#### [Brief]
Leaving out all pictures, return exactly the lines from the one that contains "Convert this screenshot" through the end of the data below.

----------

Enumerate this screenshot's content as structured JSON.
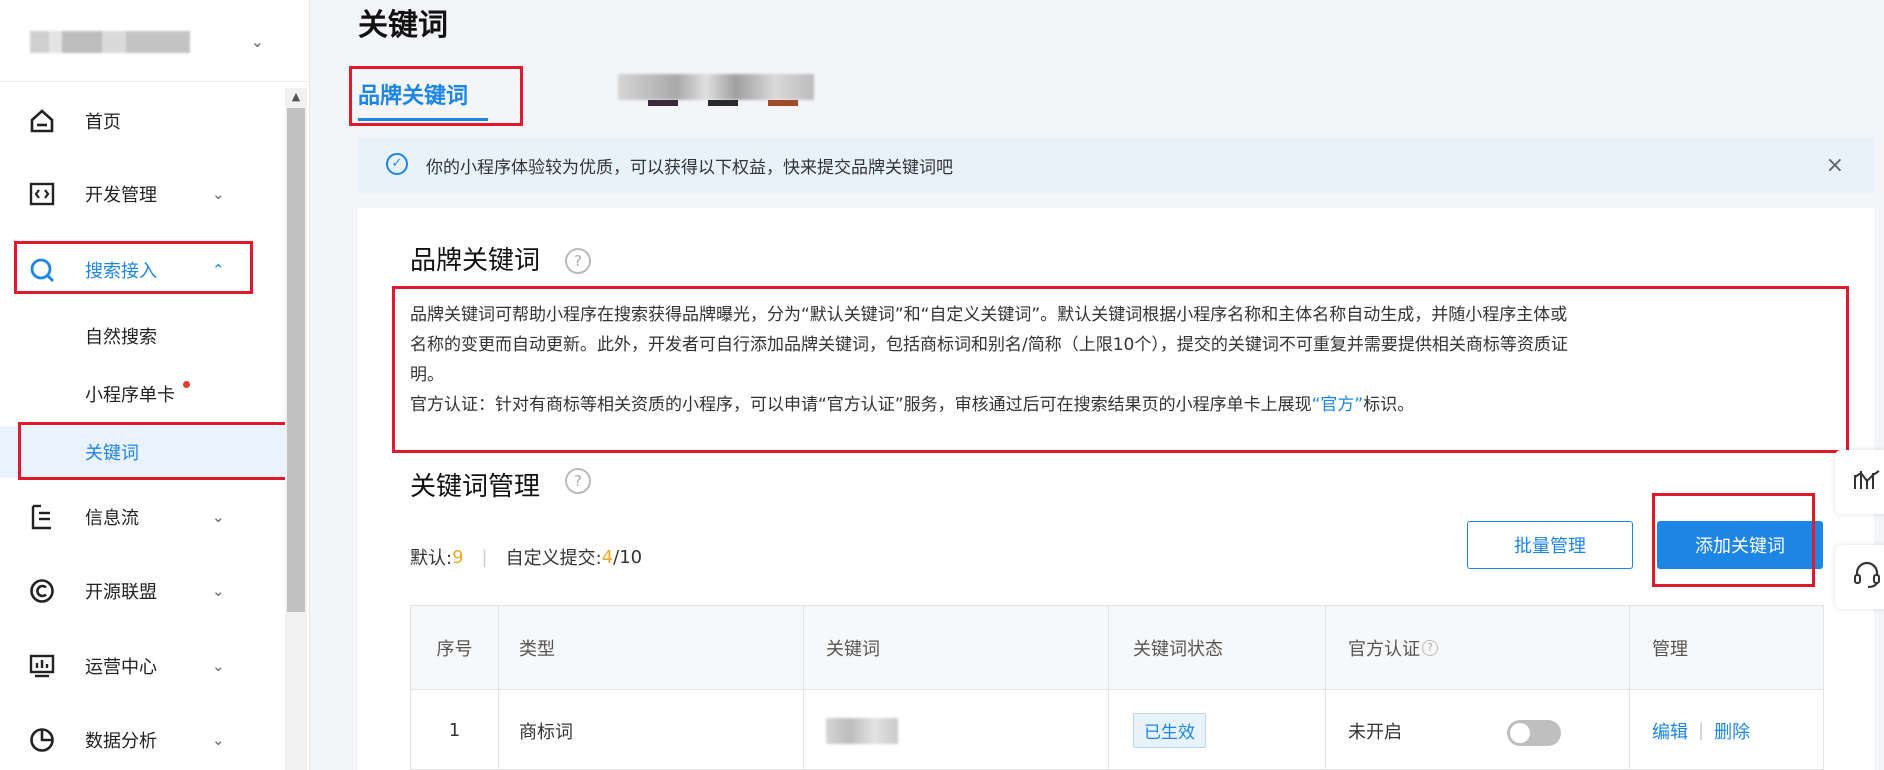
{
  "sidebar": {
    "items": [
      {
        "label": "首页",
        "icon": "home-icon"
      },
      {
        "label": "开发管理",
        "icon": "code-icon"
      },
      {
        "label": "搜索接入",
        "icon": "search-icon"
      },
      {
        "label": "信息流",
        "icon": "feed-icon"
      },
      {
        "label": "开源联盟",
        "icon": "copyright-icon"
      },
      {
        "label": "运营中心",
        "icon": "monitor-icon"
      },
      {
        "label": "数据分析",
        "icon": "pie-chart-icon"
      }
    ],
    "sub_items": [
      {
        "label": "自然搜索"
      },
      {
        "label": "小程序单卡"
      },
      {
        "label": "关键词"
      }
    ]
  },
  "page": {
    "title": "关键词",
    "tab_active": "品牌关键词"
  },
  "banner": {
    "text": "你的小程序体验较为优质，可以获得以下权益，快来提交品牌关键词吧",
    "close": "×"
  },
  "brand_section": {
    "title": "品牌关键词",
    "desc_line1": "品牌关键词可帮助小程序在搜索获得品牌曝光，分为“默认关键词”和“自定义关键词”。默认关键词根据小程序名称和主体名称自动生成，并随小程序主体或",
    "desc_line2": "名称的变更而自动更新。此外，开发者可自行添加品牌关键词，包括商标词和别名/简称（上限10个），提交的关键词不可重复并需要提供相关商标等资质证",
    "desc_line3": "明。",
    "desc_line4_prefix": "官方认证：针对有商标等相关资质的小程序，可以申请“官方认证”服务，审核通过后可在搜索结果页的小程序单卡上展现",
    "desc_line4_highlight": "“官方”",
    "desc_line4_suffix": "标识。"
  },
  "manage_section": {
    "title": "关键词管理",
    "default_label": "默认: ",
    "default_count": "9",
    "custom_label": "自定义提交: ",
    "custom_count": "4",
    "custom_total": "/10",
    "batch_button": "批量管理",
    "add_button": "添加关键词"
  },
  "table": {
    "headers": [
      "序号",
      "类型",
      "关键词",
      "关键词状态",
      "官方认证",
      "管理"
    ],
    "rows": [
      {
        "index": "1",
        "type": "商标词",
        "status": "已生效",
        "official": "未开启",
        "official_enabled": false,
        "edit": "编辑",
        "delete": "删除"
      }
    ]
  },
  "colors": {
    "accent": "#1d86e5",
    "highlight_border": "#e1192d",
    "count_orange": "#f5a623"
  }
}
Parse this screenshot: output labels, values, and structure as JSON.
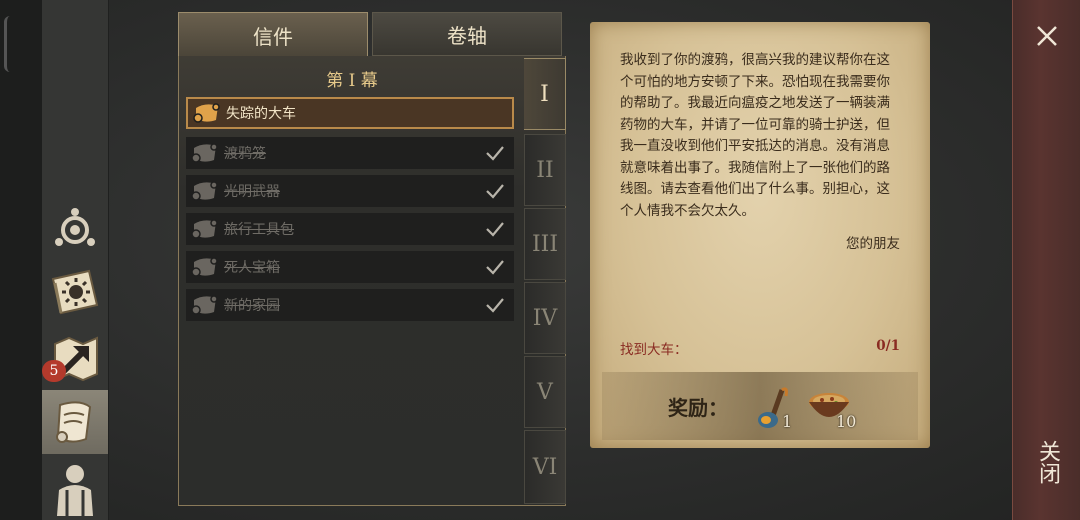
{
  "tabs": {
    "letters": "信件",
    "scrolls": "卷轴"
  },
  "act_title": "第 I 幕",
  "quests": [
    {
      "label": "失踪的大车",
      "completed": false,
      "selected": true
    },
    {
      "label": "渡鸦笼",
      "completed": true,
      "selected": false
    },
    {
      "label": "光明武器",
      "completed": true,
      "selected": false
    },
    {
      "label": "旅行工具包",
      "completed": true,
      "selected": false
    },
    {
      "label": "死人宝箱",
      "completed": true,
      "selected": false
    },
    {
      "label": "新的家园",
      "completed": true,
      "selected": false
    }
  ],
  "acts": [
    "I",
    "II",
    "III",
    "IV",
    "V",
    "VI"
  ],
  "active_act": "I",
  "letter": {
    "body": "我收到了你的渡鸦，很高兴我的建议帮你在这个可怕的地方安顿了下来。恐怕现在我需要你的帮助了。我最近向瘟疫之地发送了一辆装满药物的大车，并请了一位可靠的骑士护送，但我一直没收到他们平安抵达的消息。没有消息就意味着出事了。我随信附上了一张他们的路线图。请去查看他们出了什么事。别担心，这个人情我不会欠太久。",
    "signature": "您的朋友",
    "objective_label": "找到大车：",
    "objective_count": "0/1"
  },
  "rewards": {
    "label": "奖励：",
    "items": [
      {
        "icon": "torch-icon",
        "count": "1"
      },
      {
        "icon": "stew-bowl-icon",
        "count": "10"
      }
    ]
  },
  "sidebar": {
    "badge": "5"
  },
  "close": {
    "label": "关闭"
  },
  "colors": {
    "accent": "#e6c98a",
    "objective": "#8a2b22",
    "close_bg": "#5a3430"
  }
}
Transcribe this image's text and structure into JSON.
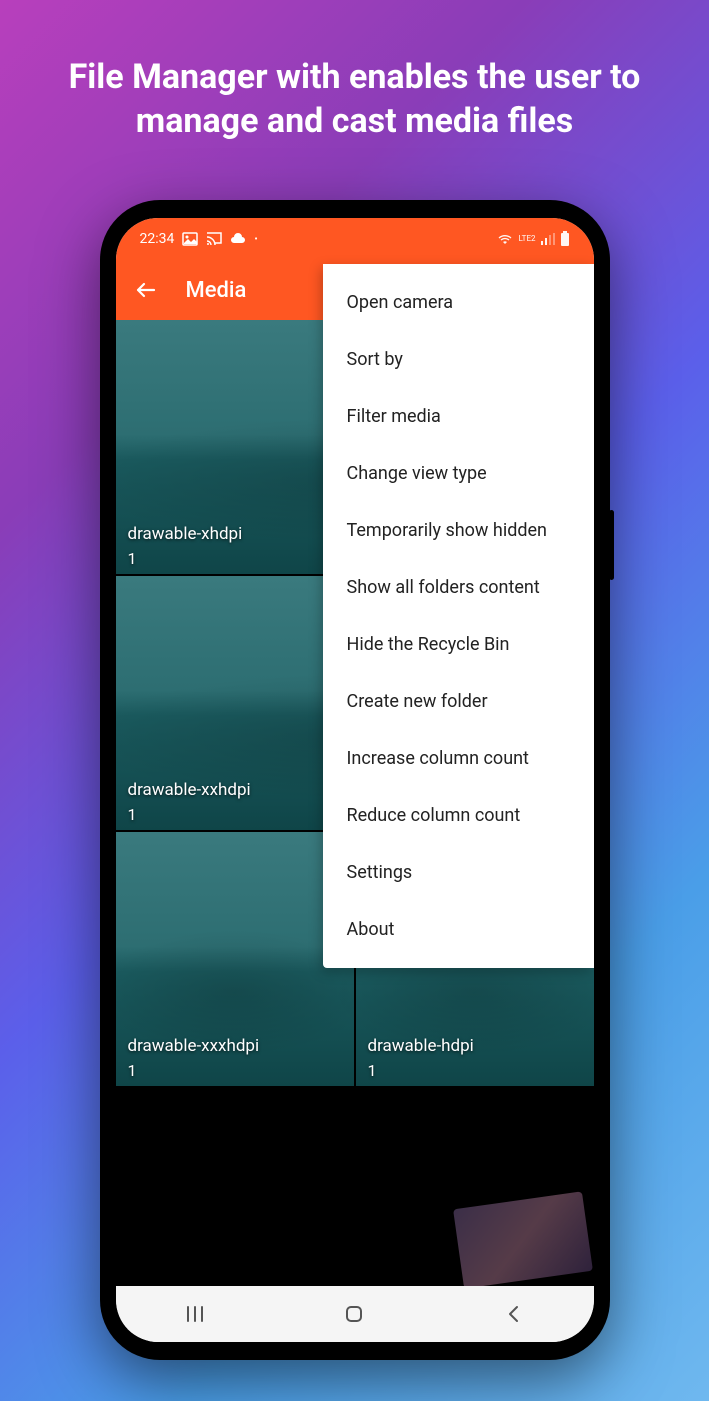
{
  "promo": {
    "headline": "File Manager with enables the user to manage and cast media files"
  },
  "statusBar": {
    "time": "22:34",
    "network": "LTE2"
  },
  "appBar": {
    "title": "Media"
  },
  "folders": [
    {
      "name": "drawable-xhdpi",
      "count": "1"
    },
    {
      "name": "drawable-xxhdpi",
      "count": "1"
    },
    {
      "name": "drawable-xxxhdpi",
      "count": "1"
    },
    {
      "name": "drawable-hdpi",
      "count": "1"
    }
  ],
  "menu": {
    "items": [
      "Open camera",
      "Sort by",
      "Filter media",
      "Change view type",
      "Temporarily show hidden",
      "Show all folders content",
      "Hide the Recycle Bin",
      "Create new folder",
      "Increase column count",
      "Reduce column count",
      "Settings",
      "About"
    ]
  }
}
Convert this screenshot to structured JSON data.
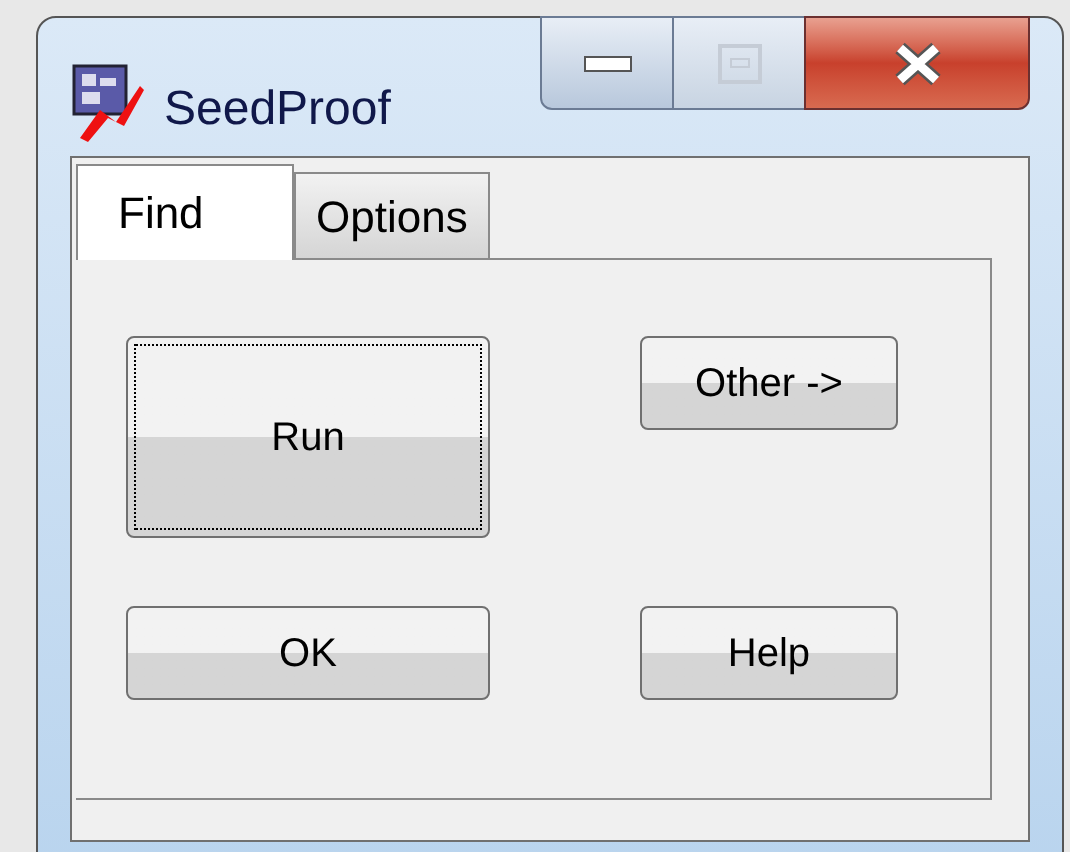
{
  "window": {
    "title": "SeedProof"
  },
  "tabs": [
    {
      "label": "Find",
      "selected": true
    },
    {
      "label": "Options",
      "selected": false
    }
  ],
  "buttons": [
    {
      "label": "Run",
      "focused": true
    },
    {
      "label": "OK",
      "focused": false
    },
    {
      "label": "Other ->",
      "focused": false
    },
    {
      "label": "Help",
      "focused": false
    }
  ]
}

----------

#### [Exercise result]
Convert this screenshot to structured JSON data.
{
  "window": {
    "title": "SeedProof"
  },
  "tabs": [
    {
      "label": "Find",
      "selected": true
    },
    {
      "label": "Options",
      "selected": false
    }
  ],
  "buttons": [
    {
      "label": "Run",
      "focused": true
    },
    {
      "label": "OK",
      "focused": false
    },
    {
      "label": "Other ->",
      "focused": false
    },
    {
      "label": "Help",
      "focused": false
    }
  ]
}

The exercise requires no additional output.